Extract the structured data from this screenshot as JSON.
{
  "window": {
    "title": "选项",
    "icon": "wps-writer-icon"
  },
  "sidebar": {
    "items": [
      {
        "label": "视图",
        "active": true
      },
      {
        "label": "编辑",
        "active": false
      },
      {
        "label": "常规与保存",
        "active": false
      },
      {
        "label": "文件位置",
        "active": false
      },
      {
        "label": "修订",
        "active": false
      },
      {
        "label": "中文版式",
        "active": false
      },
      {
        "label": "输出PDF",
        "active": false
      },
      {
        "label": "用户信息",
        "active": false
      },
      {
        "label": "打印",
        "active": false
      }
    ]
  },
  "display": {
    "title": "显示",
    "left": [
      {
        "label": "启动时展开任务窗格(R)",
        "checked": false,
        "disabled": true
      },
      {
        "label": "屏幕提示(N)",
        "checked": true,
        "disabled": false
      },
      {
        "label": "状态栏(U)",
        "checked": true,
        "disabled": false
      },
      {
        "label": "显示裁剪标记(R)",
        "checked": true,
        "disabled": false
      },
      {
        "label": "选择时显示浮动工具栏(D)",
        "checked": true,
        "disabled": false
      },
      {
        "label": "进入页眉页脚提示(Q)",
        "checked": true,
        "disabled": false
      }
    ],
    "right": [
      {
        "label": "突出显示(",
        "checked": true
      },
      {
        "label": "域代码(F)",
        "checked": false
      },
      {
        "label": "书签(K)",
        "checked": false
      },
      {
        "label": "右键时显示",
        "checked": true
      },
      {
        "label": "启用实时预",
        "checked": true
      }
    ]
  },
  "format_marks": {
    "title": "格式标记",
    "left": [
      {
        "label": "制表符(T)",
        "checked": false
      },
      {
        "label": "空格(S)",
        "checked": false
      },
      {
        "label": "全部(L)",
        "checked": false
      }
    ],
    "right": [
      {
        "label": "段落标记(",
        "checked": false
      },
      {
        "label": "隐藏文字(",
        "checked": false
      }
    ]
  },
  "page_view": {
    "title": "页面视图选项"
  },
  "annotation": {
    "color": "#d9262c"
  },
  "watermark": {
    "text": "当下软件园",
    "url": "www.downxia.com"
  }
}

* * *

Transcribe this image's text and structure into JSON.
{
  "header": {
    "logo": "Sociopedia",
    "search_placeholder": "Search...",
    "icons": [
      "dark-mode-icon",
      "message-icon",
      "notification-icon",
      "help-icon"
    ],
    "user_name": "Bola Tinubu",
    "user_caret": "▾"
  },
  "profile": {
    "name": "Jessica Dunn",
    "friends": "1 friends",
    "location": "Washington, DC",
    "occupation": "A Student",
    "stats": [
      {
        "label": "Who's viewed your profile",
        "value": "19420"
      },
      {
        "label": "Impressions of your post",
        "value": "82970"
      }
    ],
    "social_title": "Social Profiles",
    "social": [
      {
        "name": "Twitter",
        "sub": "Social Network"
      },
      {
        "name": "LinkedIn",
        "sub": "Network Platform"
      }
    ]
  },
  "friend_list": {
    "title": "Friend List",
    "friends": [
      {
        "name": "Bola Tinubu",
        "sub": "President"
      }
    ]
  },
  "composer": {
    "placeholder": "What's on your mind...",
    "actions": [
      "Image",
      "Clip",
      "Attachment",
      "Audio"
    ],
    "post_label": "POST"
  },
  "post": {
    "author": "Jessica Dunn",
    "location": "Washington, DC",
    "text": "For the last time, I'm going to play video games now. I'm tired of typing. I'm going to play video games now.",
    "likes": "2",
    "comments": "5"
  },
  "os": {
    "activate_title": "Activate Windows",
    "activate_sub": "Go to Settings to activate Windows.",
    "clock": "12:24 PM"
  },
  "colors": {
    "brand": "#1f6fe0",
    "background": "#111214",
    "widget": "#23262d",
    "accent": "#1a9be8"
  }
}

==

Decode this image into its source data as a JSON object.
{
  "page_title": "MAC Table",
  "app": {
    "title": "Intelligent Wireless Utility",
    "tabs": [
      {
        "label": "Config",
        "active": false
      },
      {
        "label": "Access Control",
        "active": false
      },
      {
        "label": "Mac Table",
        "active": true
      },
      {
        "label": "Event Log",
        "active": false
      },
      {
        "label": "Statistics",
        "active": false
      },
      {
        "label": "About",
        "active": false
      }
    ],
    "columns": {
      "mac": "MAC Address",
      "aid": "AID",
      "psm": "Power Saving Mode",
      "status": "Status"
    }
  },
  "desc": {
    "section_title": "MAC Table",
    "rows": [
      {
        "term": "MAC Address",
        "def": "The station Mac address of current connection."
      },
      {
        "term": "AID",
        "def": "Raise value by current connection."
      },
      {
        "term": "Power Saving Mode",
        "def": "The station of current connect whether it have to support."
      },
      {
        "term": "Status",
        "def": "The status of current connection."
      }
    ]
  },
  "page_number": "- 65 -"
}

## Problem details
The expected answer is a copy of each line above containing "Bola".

## Exercise solution
    "user_name": "Bola Tinubu",
        "name": "Bola Tinubu",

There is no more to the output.